Flightglobal's advisory service Ascend carried out the survey of more than 2,000 people, across all all levels of aerospace and air transport. Those working for airlines or in the aerospace manufacturing sectors make up the highest proportion, but MRO and insurance/finance are also represented.

The questions were intended to reveal the perceptions of industry safety standards by those within it or serving it. More than 20% of participants are very senior management, including chief executives; 23% team leaders or heads of department; and 38% qualified professionals. European respondents make up 46% of the total, while 23% are in North America and 16% in Asia-Pacific.

Asked whether safety has over the last five years improved, stayed about the same or got worse, 60% say it has improved, and 31% that it has remained the same. Expectations for the next five years show 52% think it will improve, while 33% say it will stay the same and 13% that it will get worse.

Provided with 12 potential threats to safety, the participants were asked what level of threat each one represented. When it comes to identifying "significant" threats, 33% cite a shortage of experienced personnel; 38% the risk of fatigue among safety-critical employees like engineers, pilots and air traffic controllers; 28% complacency; 27% airline management experience/attitude/culture; and 20% lack of effective safety oversight.

Among 10 potential drivers for safety improvement, the top mark goes to management accountability for safety, but only a little below this comes new technology for aircraft and air traffic management, and increased sharing of safety data and industry best practice.

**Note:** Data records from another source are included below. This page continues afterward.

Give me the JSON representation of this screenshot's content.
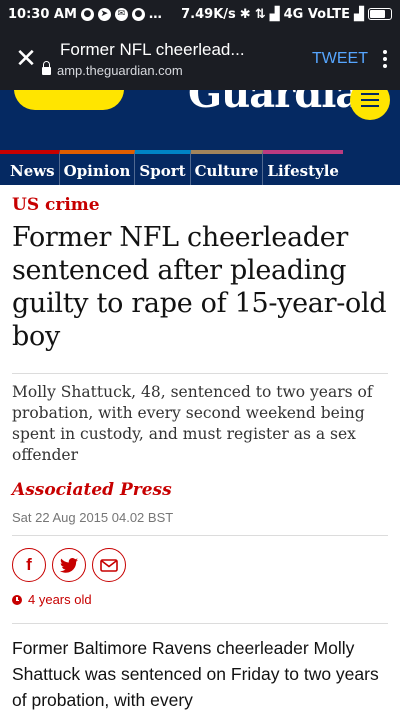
{
  "status_bar": {
    "time": "10:30 AM",
    "speed": "7.49K/s",
    "network": "4G VoLTE"
  },
  "toolbar": {
    "page_title": "Former NFL cheerlead...",
    "url": "amp.theguardian.com",
    "tweet_label": "TWEET",
    "close_symbol": "✕"
  },
  "header": {
    "logo_text": "Guardian"
  },
  "nav": {
    "items": [
      {
        "label": "News",
        "color": "#c70000"
      },
      {
        "label": "Opinion",
        "color": "#e05e00"
      },
      {
        "label": "Sport",
        "color": "#0084c6"
      },
      {
        "label": "Culture",
        "color": "#a1845c"
      },
      {
        "label": "Lifestyle",
        "color": "#bb3b80"
      }
    ]
  },
  "article": {
    "kicker": "US crime",
    "headline": "Former NFL cheerleader sentenced after pleading guilty to rape of 15-year-old boy",
    "standfirst": "Molly Shattuck, 48, sentenced to two years of probation, with every second weekend being spent in custody, and must register as a sex offender",
    "byline": "Associated Press",
    "dateline": "Sat 22 Aug 2015 04.02 BST",
    "age": "4 years old",
    "body": "Former Baltimore Ravens cheerleader Molly Shattuck was sentenced on Friday to two years of probation, with every"
  },
  "share": {
    "facebook_glyph": "f",
    "twitter_icon": "twitter-bird",
    "email_icon": "envelope"
  },
  "colors": {
    "guardian_blue": "#052962",
    "guardian_red": "#c70000",
    "guardian_yellow": "#ffe500",
    "chrome_bar": "#1b1d23",
    "link_blue": "#56a6ff"
  }
}
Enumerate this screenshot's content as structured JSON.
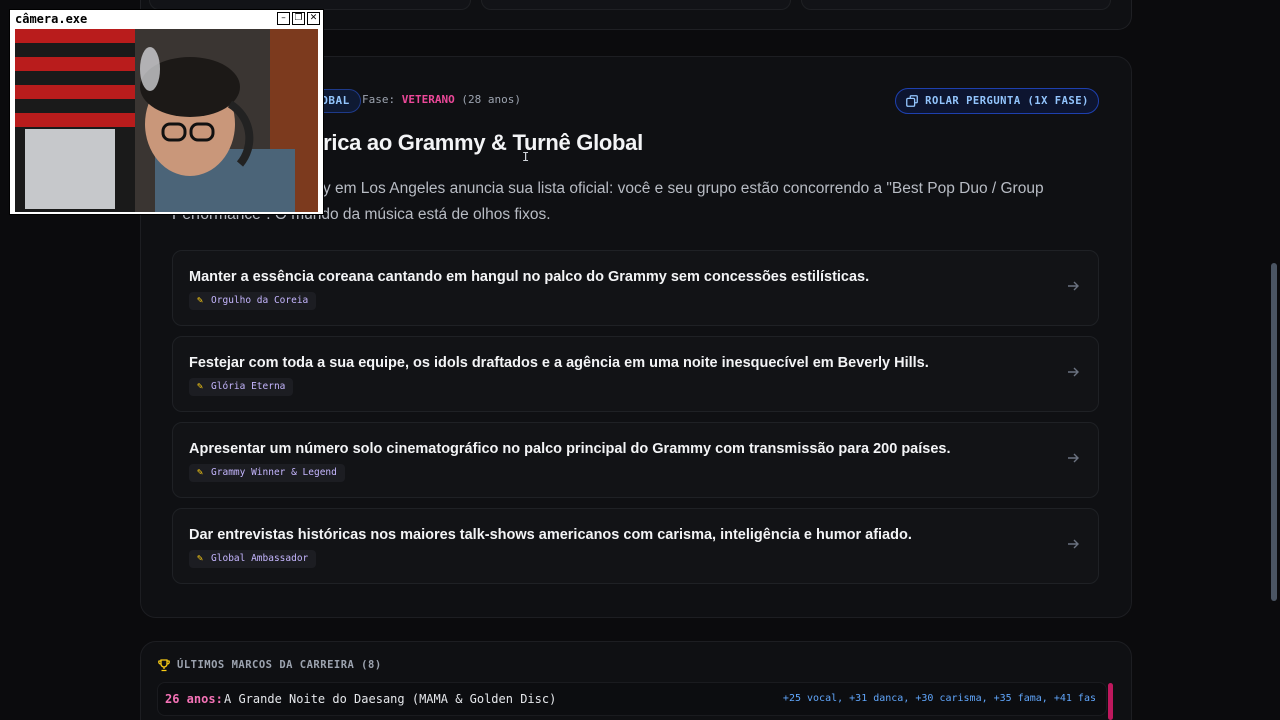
{
  "event": {
    "badge": "GLOBAL",
    "phase_label": "Fase:",
    "phase_value": "VETERANO",
    "phase_age": "(28 anos)",
    "reroll_label": "ROLAR PERGUNTA (1X FASE)",
    "title_partial": "órica ao Grammy & Turnê Global",
    "description_line1": "my em Los Angeles anuncia sua lista oficial: você e seu grupo estão concorrendo a \"Best Pop Duo / Group",
    "description_line2": "Performance\". O mundo da música está de olhos fixos."
  },
  "options": [
    {
      "text": "Manter a essência coreana cantando em hangul no palco do Grammy sem concessões estilísticas.",
      "tag": "Orgulho da Coreia"
    },
    {
      "text": "Festejar com toda a sua equipe, os idols draftados e a agência em uma noite inesquecível em Beverly Hills.",
      "tag": "Glória Eterna"
    },
    {
      "text": "Apresentar um número solo cinematográfico no palco principal do Grammy com transmissão para 200 países.",
      "tag": "Grammy Winner & Legend"
    },
    {
      "text": "Dar entrevistas históricas nos maiores talk-shows americanos com carisma, inteligência e humor afiado.",
      "tag": "Global Ambassador"
    }
  ],
  "camera": {
    "title": "câmera.exe",
    "minimize": "–",
    "restore": "❐",
    "close": "✕"
  },
  "milestones": {
    "header": "ÚLTIMOS MARCOS DA CARREIRA (8)",
    "items": [
      {
        "age": "26 anos:",
        "title": "A Grande Noite do Daesang (MAMA & Golden Disc)",
        "stats": "+25 vocal, +31 danca, +30 carisma, +35 fama, +41 fas"
      }
    ]
  },
  "colors": {
    "accent_pink": "#ec4899",
    "accent_blue": "#93c5fd",
    "background": "#0b0b0d"
  }
}
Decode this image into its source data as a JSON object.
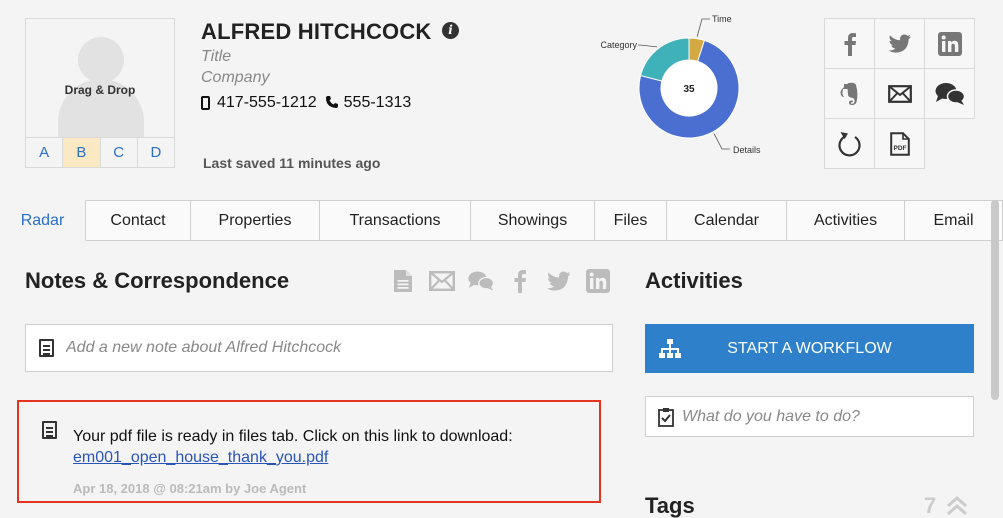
{
  "avatar": {
    "drop_text": "Drag & Drop",
    "grades": [
      "A",
      "B",
      "C",
      "D"
    ],
    "active_grade": "B"
  },
  "contact": {
    "name": "ALFRED HITCHCOCK",
    "title_placeholder": "Title",
    "company_placeholder": "Company",
    "mobile": "417-555-1212",
    "phone": "555-1313",
    "last_saved": "Last saved 11 minutes ago"
  },
  "chart_data": {
    "type": "pie",
    "variant": "donut",
    "center_label": "35",
    "slices": [
      {
        "name": "Time",
        "value": 5,
        "color": "#d4a843"
      },
      {
        "name": "Details",
        "value": 74,
        "color": "#4a6fd1"
      },
      {
        "name": "Category",
        "value": 21,
        "color": "#3fb1b8"
      }
    ]
  },
  "social": {
    "icons": [
      "facebook-icon",
      "twitter-icon",
      "linkedin-icon",
      "evernote-icon",
      "email-icon",
      "chat-icon",
      "refresh-icon",
      "pdf-icon"
    ],
    "pdf_label": "PDF"
  },
  "tabs": [
    {
      "label": "Radar",
      "active": true
    },
    {
      "label": "Contact"
    },
    {
      "label": "Properties"
    },
    {
      "label": "Transactions"
    },
    {
      "label": "Showings"
    },
    {
      "label": "Files"
    },
    {
      "label": "Calendar"
    },
    {
      "label": "Activities"
    },
    {
      "label": "Email"
    }
  ],
  "notes": {
    "title": "Notes & Correspondence",
    "input_placeholder": "Add a new note about Alfred Hitchcock",
    "items": [
      {
        "text": "Your pdf file is ready in files tab. Click on this link to download:",
        "link": "em001_open_house_thank_you.pdf",
        "meta": "Apr 18, 2018 @ 08:21am by Joe Agent"
      }
    ]
  },
  "activities": {
    "title": "Activities",
    "workflow_label": "START A WORKFLOW",
    "todo_placeholder": "What do you have to do?"
  },
  "tags": {
    "title": "Tags",
    "count": "7"
  },
  "colors": {
    "accent": "#2d80c9",
    "highlight_border": "#e4341f",
    "active_grade_bg": "#fbe9c4"
  }
}
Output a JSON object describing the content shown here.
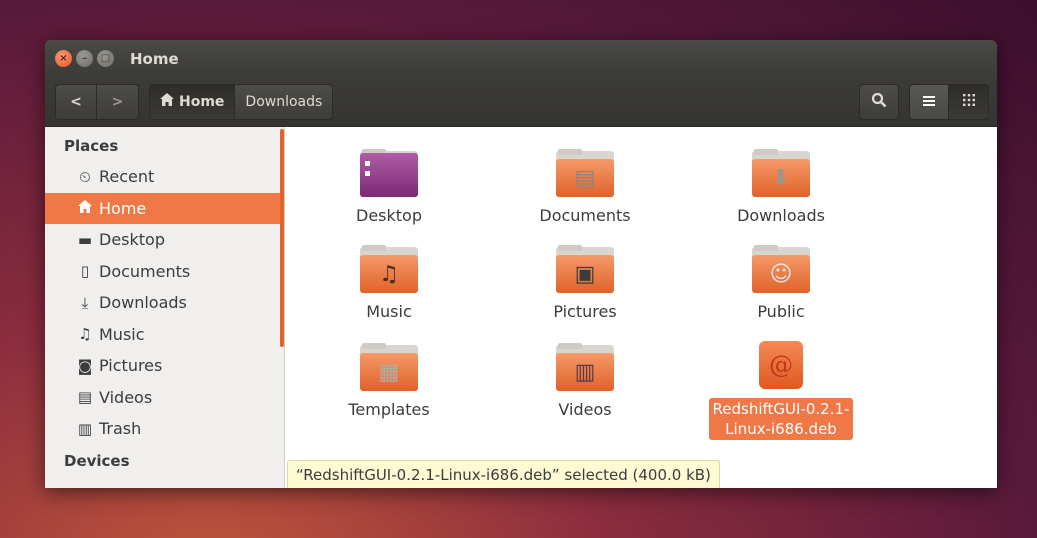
{
  "window": {
    "title": "Home"
  },
  "window_buttons": {
    "close": "×",
    "minimize": "–",
    "maximize": "□"
  },
  "toolbar": {
    "back_glyph": "<",
    "forward_glyph": ">",
    "breadcrumbs": [
      "Home",
      "Downloads"
    ],
    "search_icon": "search-icon",
    "list_view_icon": "list-icon",
    "grid_view_icon": "grid-icon"
  },
  "sidebar": {
    "places_header": "Places",
    "items": [
      {
        "label": "Recent",
        "icon": "clock-icon",
        "glyph": "⏲"
      },
      {
        "label": "Home",
        "icon": "home-icon",
        "glyph": "⌂"
      },
      {
        "label": "Desktop",
        "icon": "desktop-folder-icon",
        "glyph": "▬"
      },
      {
        "label": "Documents",
        "icon": "document-icon",
        "glyph": "▯"
      },
      {
        "label": "Downloads",
        "icon": "download-icon",
        "glyph": "⤓"
      },
      {
        "label": "Music",
        "icon": "music-icon",
        "glyph": "♫"
      },
      {
        "label": "Pictures",
        "icon": "camera-icon",
        "glyph": "◙"
      },
      {
        "label": "Videos",
        "icon": "film-icon",
        "glyph": "▤"
      },
      {
        "label": "Trash",
        "icon": "trash-icon",
        "glyph": "▥"
      }
    ],
    "active_index": 1,
    "devices_header": "Devices"
  },
  "files": [
    {
      "label": "Desktop",
      "icon": "desktop-folder-icon",
      "emblem": ""
    },
    {
      "label": "Documents",
      "icon": "documents-folder-icon",
      "emblem": "▤"
    },
    {
      "label": "Downloads",
      "icon": "downloads-folder-icon",
      "emblem": "⬇"
    },
    {
      "label": "Music",
      "icon": "music-folder-icon",
      "emblem": "♫"
    },
    {
      "label": "Pictures",
      "icon": "pictures-folder-icon",
      "emblem": "▣"
    },
    {
      "label": "Public",
      "icon": "public-folder-icon",
      "emblem": "☺"
    },
    {
      "label": "Templates",
      "icon": "templates-folder-icon",
      "emblem": "▦"
    },
    {
      "label": "Videos",
      "icon": "videos-folder-icon",
      "emblem": "▥"
    },
    {
      "label": "RedshiftGUI-0.2.1-Linux-i686.deb",
      "label_line1": "RedshiftGUI-0.2.1-",
      "label_line2": "Linux-i686.deb",
      "icon": "debian-package-icon",
      "emblem": "@",
      "selected": true
    }
  ],
  "status": {
    "text": "“RedshiftGUI-0.2.1-Linux-i686.deb” selected  (400.0 kB)"
  },
  "colors": {
    "accent": "#f07746",
    "titlebar": "#3c3b37",
    "status_bg": "#fefbd4"
  }
}
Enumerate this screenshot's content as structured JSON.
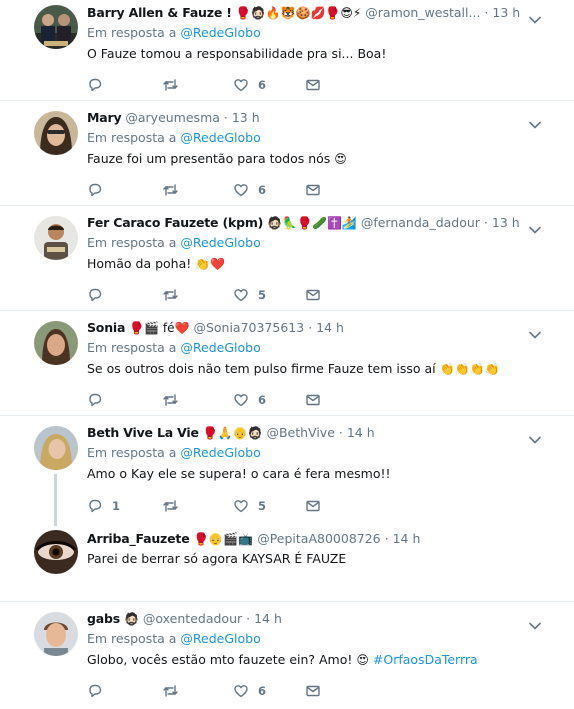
{
  "tweets": [
    {
      "name": "Barry Allen & Fauze !",
      "name_emoji": "🥊🧔🏻🔥🐯🍪💋🥊😎⚡",
      "handle": "@ramon_westall...",
      "time": "13 h",
      "reply_prefix": "Em resposta a",
      "reply_to": "@RedeGlobo",
      "text": "O Fauze tomou a responsabilidade pra si... Boa!",
      "replies": "",
      "retweets": "",
      "likes": "6"
    },
    {
      "name": "Mary",
      "name_emoji": "",
      "handle": "@aryeumesma",
      "time": "13 h",
      "reply_prefix": "Em resposta a",
      "reply_to": "@RedeGlobo",
      "text": "Fauze foi um presentão para todos nós",
      "text_emoji": "😍",
      "replies": "",
      "retweets": "",
      "likes": "6"
    },
    {
      "name": "Fer Caraco Fauzete (kpm)",
      "name_emoji": "🧔🏻🦜🥊🥒✝️🏄",
      "handle": "@fernanda_dadour",
      "time": "13 h",
      "reply_prefix": "Em resposta a",
      "reply_to": "@RedeGlobo",
      "text": "Homão da poha!",
      "text_emoji": "👏❤️",
      "replies": "",
      "retweets": "",
      "likes": "5"
    },
    {
      "name": "Sonia",
      "name_emoji": "🥊🎬 fé❤️",
      "handle": "@Sonia70375613",
      "time": "14 h",
      "reply_prefix": "Em resposta a",
      "reply_to": "@RedeGlobo",
      "text": "Se os outros dois não tem pulso firme Fauze tem isso aí",
      "text_emoji": "👏👏👏👏",
      "replies": "",
      "retweets": "",
      "likes": "6"
    },
    {
      "name": "Beth Vive La Vie",
      "name_emoji": "🥊🙏👴🧔🏻",
      "handle": "@BethVive",
      "time": "14 h",
      "reply_prefix": "Em resposta a",
      "reply_to": "@RedeGlobo",
      "text": "Amo o Kay ele se supera! o cara é fera mesmo!!",
      "replies": "1",
      "retweets": "",
      "likes": "5"
    },
    {
      "name": "Arriba_Fauzete",
      "name_emoji": "🥊👴🎬📺",
      "handle": "@PepitaA80008726",
      "time": "14 h",
      "text": "Parei de berrar só agora KAYSAR É FAUZE"
    },
    {
      "name": "gabs",
      "name_emoji": "🧔🏻",
      "handle": "@oxentedadour",
      "time": "14 h",
      "reply_prefix": "Em resposta a",
      "reply_to": "@RedeGlobo",
      "text": "Globo, vocês estão mto fauzete ein? Amo!",
      "text_emoji": "😍",
      "hashtag": "#OrfaosDaTerrra",
      "replies": "",
      "retweets": "",
      "likes": "6"
    }
  ],
  "separator": "·",
  "colors": {
    "accent": "#1b95e0",
    "secondary_text": "#657786",
    "border": "#e6ecf0",
    "thread_line": "#ccd6dd"
  },
  "icons": [
    "reply-icon",
    "retweet-icon",
    "like-icon",
    "message-icon",
    "chevron-down-icon"
  ]
}
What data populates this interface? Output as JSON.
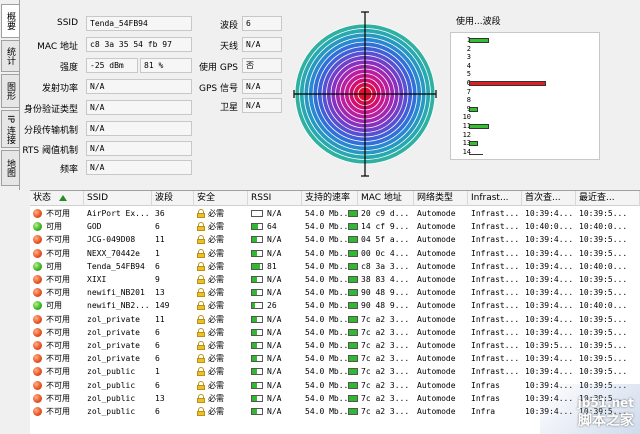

Within freestyle comments participants chose to add, the most commonly cited subjects are the need for a pilot-training review and the safety effects of low-cost carriers' employment policies.

The full report is available from Ascend (